These three bring me to the final thought of another much simpler spiritual journey.

It is of but a few inches - fifteen inches…

The story goes there was once a rabbi in Cracow, Isaac son of Yekel, who dreamed one night that there was a great treasure under the bridge at Prague.
He set off at once for Prague, but when he got there found that there was a heavy guard on the bridge. The rabbi had no choice but to explain his dream to one of the guards.

When the guard heard the story he burst into laughter. ‘How crazy can you get? Suppose everyone went off after their dreams? Why I once dreamed that there was a treasure hidden in a house in Cracow. It was in the house of a man called Isaac, son of Yekel, but do you think I was going off to Cracow because of that dream?

The Rabbi Isaac returned to Cracow.  He had treasure at home. He did not need to go to Prague.

So it is with the spiritual journey. If we want spiritual riches we’re more likely to find them by opening our eyes to what we have already than by journeying the world over.

The truth of Epiphany is about God come down to our level to dwell in human hearts.

If people want to journey to God today they need move inches and not miles.

Fifteen inches, to be precise, down from the head to the heart. That is where we find God.

Too often our capacity for doing things and going places works against what’s most important – the short journey, always possible, to rest in God, to contemplate the one who made us and offers himself to us continually.

Our restless minds distract us. They move us away from the treasure to be found in the stillness of the heart. When the mind can be stilled, and lowered, into the heart - there is salvation.

The Kingdom of Christ is within us.

Accomplishing this short journey within means taking time day by day to reflect, to sit or kneel in God’s presence and indeed our own presence.

There we find hunger and longing, hurt and inadequacy, pride and fearfulness.

None of these melt away on the spiritual journey but they can be owned and offered to the Lord who meets us just as we are.

Fear not to enter his courts in the slenderness of the poor wealth thou wouldst reckon as thine.

The journey within takes courage. There’s so much that would keep us on the surface, even the so-called mission task of the Church, not to mention the multitude of recreational options available to us, the manifold activities we can choose to fill up our lives!

The inner journey takes courage and it takes time, time to be.

The famous writer Pascal said most of mankind’s problems derive from our inability to sit still in a room.

To do just that, to sit still Just maybe 15 minutes a day - 5 minutes with the Scriptures, 5 minutes in quiet worship and 5 minutes in intercession, prayer for others, including our parish - what a difference if we made that the flavour of our spiritual journey in the coming year!

‘Jesus loves us as we are’ it’s said.  

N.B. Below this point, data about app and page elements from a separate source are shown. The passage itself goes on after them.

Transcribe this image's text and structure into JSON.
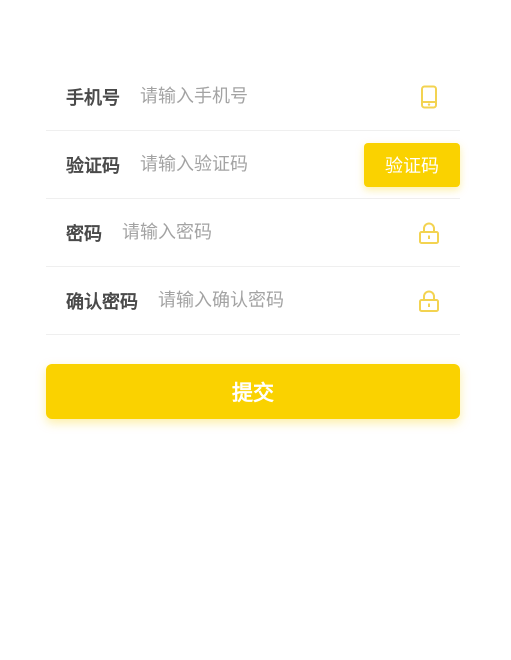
{
  "colors": {
    "accent": "#fad200",
    "label": "#4a4a4a",
    "placeholder": "#a3a3a3",
    "divider": "#efefef",
    "icon": "#f3d351"
  },
  "form": {
    "phone": {
      "label": "手机号",
      "placeholder": "请输入手机号",
      "value": "",
      "icon": "phone-icon"
    },
    "code": {
      "label": "验证码",
      "placeholder": "请输入验证码",
      "value": "",
      "button_label": "验证码"
    },
    "password": {
      "label": "密码",
      "placeholder": "请输入密码",
      "value": "",
      "icon": "lock-icon"
    },
    "confirm_password": {
      "label": "确认密码",
      "placeholder": "请输入确认密码",
      "value": "",
      "icon": "lock-icon"
    }
  },
  "actions": {
    "submit_label": "提交"
  }
}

As we own that love day by day we own ourselves, our souls and bodies and make them more and more fully a living sacrifice to be united with his perfect Offering in the eucharist.

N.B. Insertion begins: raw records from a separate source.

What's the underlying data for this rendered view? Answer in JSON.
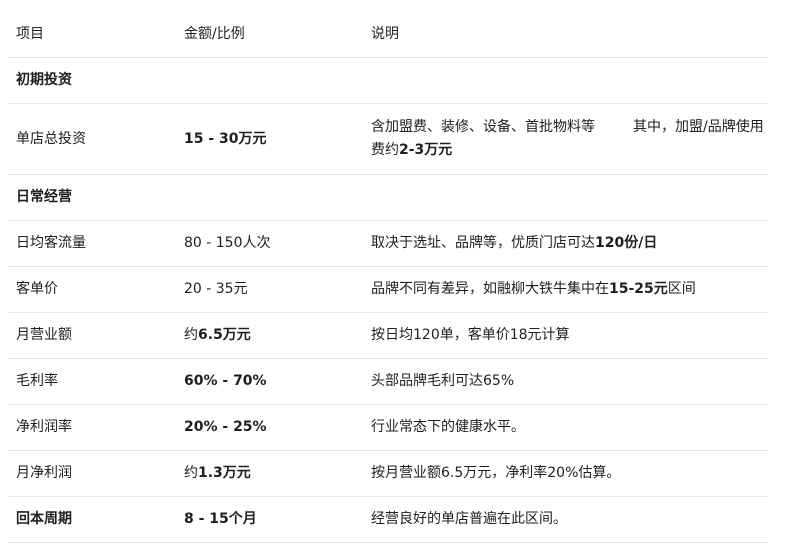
{
  "header": {
    "col1": "项目",
    "col2": "金额/比例",
    "col3": "说明"
  },
  "sections": {
    "initial": "初期投资",
    "daily": "日常经营"
  },
  "rows": {
    "total_investment": {
      "label": "单店总投资",
      "value": "15 - 30万元",
      "desc_a": "含加盟费、装修、设备、首批物料等",
      "desc_b": "其中，加盟/品牌使用费约",
      "desc_b_bold": "2-3万元"
    },
    "traffic": {
      "label": "日均客流量",
      "value": "80 - 150人次",
      "desc": "取决于选址、品牌等，优质门店可达",
      "desc_bold": "120份/日"
    },
    "ticket": {
      "label": "客单价",
      "value": "20 - 35元",
      "desc": "品牌不同有差异，如融柳大铁牛集中在",
      "desc_bold": "15-25元",
      "desc_tail": "区间"
    },
    "revenue": {
      "label": "月营业额",
      "value_prefix": "约",
      "value_bold": "6.5万元",
      "desc": "按日均120单，客单价18元计算"
    },
    "gross_margin": {
      "label": "毛利率",
      "value": "60% - 70%",
      "desc": "头部品牌毛利可达65%"
    },
    "net_margin": {
      "label": "净利润率",
      "value": "20% - 25%",
      "desc": "行业常态下的健康水平。"
    },
    "net_profit": {
      "label": "月净利润",
      "value_prefix": "约",
      "value_bold": "1.3万元",
      "desc": "按月营业额6.5万元，净利率20%估算。"
    },
    "payback": {
      "label": "回本周期",
      "value": "8 - 15个月",
      "desc": "经营良好的单店普遍在此区间。"
    }
  }
}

Speaking of this sort of spiritual journey T.S.Eliot wrote these great lines: And the end of all our exploring – will be to arrive where we started – and to know the place for the first time.

The Kingdom of Christ is within us.

Wise men still journey to Jesus but they don’t move anywhere.

Whatever we do in 2016 as individuals or as a Church may we be the Church better by being Christians better so that the depths of Christ may resonate from our prayers and our eucharist’s and our lives here in Horsted Keynes!  

Be still and know that I am God!